Apple is no longer delighting the Chinese consumer. While it was seen as a “status symbol” for consumers in China when it launched 13 years ago, that is no longer the case. Majority of consumers in the country have smartphones made by local competitors such as Huawei and Xiaomi, which offer equally good alternatives at cheaper prices.
The iPhone maker promoted its smartphone, for years, as a highly innovative device. Over the years, rivals caught up with the features, and Apple failed to keep innovating. Now, the company is set to launch the next-generation iPhone this fall. While rumors suggest the device would have two front cameras, that is hardly a surprise anymore, given that Huawei’s P9 and Xiaomi’s Redmi Pro both of wich have already been launched have dual-lens.
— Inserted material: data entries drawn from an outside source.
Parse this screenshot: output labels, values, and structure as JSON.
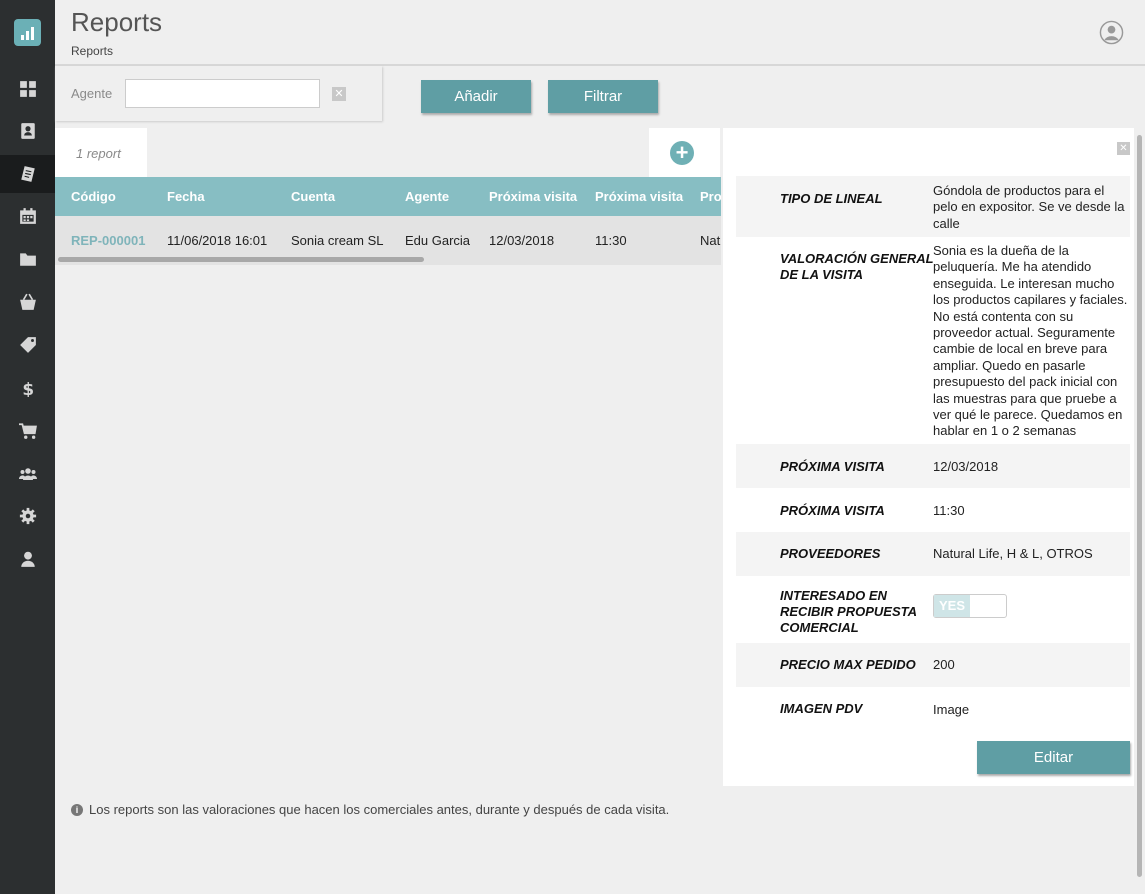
{
  "header": {
    "title": "Reports",
    "breadcrumb": "Reports"
  },
  "sidebar": {
    "items": [
      {
        "icon": "dashboard-grid-icon",
        "active": false
      },
      {
        "icon": "contacts-book-icon",
        "active": false
      },
      {
        "icon": "reports-icon",
        "active": true
      },
      {
        "icon": "calendar-icon",
        "active": false
      },
      {
        "icon": "folder-icon",
        "active": false
      },
      {
        "icon": "basket-icon",
        "active": false
      },
      {
        "icon": "tag-icon",
        "active": false
      },
      {
        "icon": "dollar-icon",
        "active": false
      },
      {
        "icon": "cart-icon",
        "active": false
      },
      {
        "icon": "users-group-icon",
        "active": false
      },
      {
        "icon": "gear-icon",
        "active": false
      },
      {
        "icon": "user-icon",
        "active": false
      }
    ]
  },
  "filter": {
    "label": "Agente",
    "value": "",
    "clear": "✕"
  },
  "toolbar": {
    "add_label": "Añadir",
    "filter_label": "Filtrar",
    "plus": "+"
  },
  "table": {
    "count": "1 report",
    "headers": [
      "Código",
      "Fecha",
      "Cuenta",
      "Agente",
      "Próxima visita",
      "Próxima visita",
      "Pro"
    ],
    "rows": [
      [
        "REP-000001",
        "11/06/2018 16:01",
        "Sonia cream SL",
        "Edu Garcia",
        "12/03/2018",
        "11:30",
        "Nat"
      ]
    ]
  },
  "detail": {
    "close": "✕",
    "fields": [
      {
        "label": "TIPO DE LINEAL",
        "value": "Góndola de productos para el pelo en expositor. Se ve desde la calle"
      },
      {
        "label": "VALORACIÓN GENERAL DE LA VISITA",
        "value": "Sonia es la dueña de la peluquería. Me ha atendido enseguida. Le interesan mucho los productos capilares y faciales. No está contenta con su proveedor actual. Seguramente cambie de local en breve para ampliar. Quedo en pasarle presupuesto del pack inicial con las muestras para que pruebe a ver qué le parece. Quedamos en hablar en 1 o 2 semanas"
      },
      {
        "label": "PRÓXIMA VISITA",
        "value": "12/03/2018"
      },
      {
        "label": "PRÓXIMA VISITA",
        "value": "11:30"
      },
      {
        "label": "PROVEEDORES",
        "value": "Natural Life, H & L, OTROS"
      },
      {
        "label": "INTERESADO EN RECIBIR PROPUESTA COMERCIAL",
        "value": "YES"
      },
      {
        "label": "PRECIO MAX PEDIDO",
        "value": "200"
      },
      {
        "label": "IMAGEN PDV",
        "value": "Image"
      }
    ],
    "edit_label": "Editar"
  },
  "footer": {
    "info_icon": "i",
    "note": "Los reports son las valoraciones que hacen los comerciales antes, durante y después de cada visita."
  },
  "colors": {
    "sidebar": "#2c2f30",
    "accent": "#5f9ea4",
    "table_header": "#87bec3",
    "link": "#7fb4ba"
  }
}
Based on the fact that up till the second quarter of fiscal year 2016 China remained Apple’s fastest-growing market, the company needs to act fast to make amends. It has also had its iTunes service banned in China, and has also faced a lawsuit in which a Chinese company accused it of misusing the iPhone trademark.
According to research group Canalys, the top three smartphone brands in China include Oppo, Vivo, and Huawei. Market research firm Counterpoint Technology said that Oppo bagged the top rank with a 22% market share for the second quarter. According to Canalys, Apple ranked fifth in this race, with a 9% share, with Samsung ranking sixth. The firm also said that the Chinese smartphone market grew 3% over the quarter.
IDC analyst Bryan Ma believes Chinese consumers are very indecisive, and they get tired of technology much sooner than the average consumer. Another problem that has worried Apple investors is that leaked iPhone 7 images show that it does not differ incrementally from the iPhone 6S.
It appears that Apple’s woes in Chinas are only about to worsen. The Country Caller will continue to update you on the relevant developments.